» **Problem to work on**
Copy every line that contains the string "data" from the entries below.

» **Task input**
● ● ● ● ● ● ●
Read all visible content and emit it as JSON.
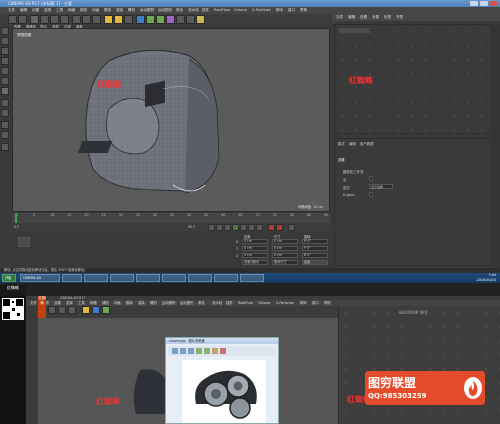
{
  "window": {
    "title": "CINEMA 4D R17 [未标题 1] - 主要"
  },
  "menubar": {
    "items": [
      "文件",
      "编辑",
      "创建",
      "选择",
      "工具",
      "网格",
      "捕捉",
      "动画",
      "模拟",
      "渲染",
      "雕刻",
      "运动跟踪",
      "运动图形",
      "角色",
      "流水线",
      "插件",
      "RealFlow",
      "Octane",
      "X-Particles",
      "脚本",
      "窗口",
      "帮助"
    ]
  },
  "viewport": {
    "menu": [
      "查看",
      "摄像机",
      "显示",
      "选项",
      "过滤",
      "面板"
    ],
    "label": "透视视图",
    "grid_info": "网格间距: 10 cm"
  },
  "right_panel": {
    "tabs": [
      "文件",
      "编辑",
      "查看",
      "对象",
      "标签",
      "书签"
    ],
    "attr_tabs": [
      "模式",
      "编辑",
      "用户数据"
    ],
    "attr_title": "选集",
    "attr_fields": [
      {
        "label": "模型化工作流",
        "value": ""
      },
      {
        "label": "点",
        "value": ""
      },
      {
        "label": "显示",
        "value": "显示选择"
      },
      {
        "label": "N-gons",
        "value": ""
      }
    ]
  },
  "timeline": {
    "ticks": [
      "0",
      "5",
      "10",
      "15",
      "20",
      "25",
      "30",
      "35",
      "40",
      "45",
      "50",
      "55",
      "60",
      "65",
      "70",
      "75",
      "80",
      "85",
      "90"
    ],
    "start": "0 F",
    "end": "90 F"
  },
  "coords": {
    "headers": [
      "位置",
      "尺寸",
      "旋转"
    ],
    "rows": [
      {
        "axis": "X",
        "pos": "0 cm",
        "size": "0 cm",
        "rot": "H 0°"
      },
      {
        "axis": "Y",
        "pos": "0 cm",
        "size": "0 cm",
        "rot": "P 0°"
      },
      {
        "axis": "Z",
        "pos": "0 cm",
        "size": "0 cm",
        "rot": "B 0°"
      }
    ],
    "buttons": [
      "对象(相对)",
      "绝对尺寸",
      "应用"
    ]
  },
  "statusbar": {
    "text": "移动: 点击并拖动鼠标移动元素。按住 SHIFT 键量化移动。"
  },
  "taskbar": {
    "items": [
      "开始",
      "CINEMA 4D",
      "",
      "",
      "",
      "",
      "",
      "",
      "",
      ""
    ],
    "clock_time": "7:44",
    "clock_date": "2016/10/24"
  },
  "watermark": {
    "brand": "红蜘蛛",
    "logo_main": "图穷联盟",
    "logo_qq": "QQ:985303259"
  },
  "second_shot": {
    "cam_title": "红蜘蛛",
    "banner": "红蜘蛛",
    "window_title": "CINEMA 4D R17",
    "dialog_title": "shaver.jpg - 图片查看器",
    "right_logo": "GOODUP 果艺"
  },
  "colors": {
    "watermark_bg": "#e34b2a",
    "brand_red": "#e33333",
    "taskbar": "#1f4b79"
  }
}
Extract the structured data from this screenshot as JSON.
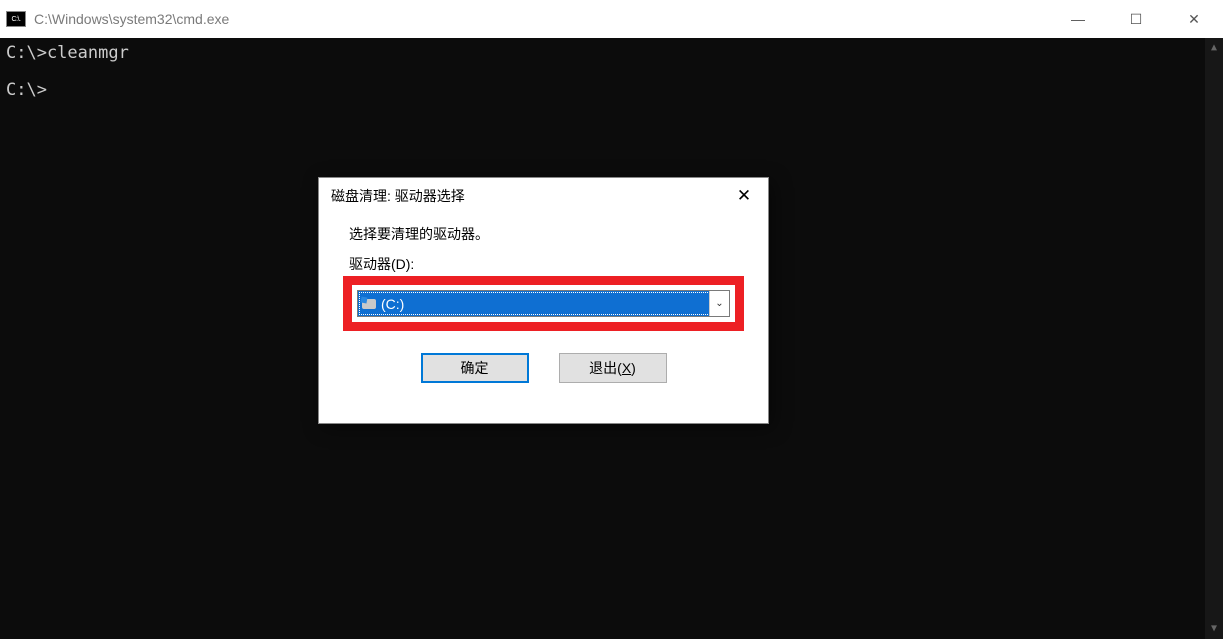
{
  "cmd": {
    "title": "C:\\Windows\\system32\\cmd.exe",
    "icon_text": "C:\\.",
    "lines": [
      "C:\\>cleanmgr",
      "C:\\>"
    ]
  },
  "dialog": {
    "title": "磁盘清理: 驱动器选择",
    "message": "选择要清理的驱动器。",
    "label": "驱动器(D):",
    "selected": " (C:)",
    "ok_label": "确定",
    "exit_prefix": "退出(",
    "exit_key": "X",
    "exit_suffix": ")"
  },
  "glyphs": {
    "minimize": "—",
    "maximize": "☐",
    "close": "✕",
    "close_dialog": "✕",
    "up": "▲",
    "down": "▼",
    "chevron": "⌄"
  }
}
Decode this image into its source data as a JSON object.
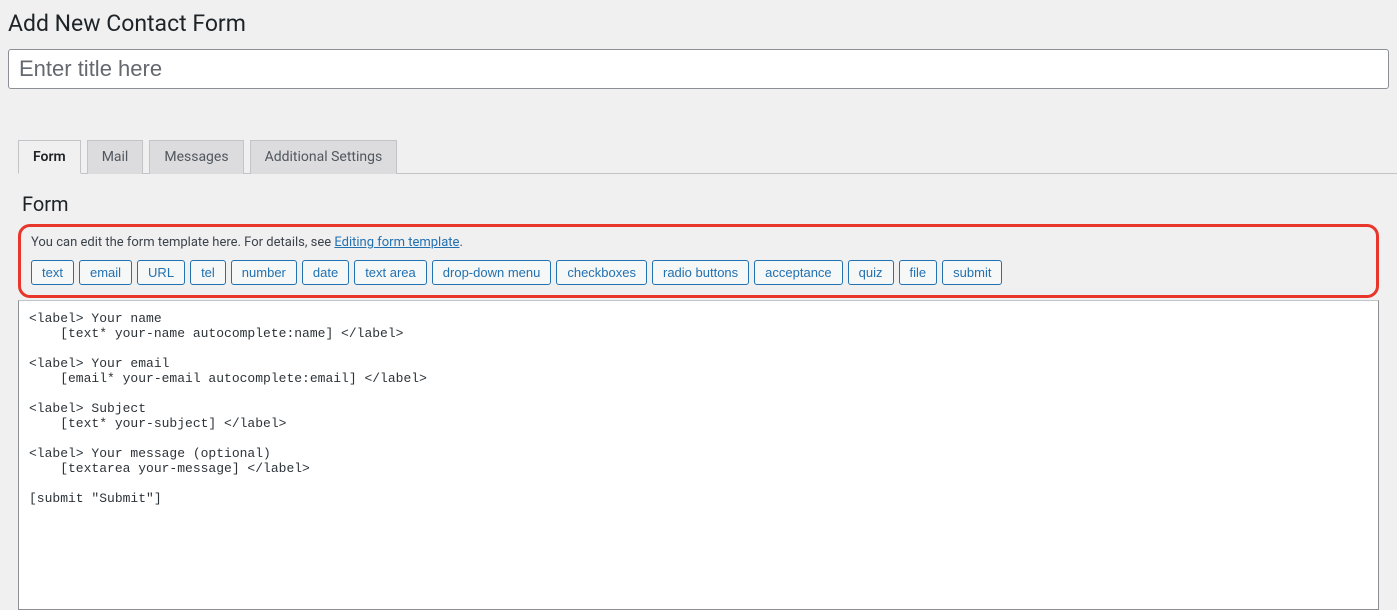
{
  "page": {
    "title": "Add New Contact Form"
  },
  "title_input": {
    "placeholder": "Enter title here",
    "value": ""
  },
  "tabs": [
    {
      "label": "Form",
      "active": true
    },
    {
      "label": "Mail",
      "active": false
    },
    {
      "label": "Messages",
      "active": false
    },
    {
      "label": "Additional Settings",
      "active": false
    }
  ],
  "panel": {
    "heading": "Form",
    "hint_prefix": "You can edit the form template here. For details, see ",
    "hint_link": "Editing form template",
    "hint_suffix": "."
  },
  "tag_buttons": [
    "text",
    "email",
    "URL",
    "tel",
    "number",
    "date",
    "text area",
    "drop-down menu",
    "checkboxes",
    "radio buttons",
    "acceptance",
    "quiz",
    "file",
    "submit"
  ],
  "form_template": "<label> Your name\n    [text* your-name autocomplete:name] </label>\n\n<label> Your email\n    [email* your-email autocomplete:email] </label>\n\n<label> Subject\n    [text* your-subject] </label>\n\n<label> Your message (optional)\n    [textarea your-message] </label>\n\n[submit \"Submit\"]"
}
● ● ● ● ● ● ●
» **Result**
Extract the structured data from this screenshot as JSON.
Decode this image into its source data as a JSON object.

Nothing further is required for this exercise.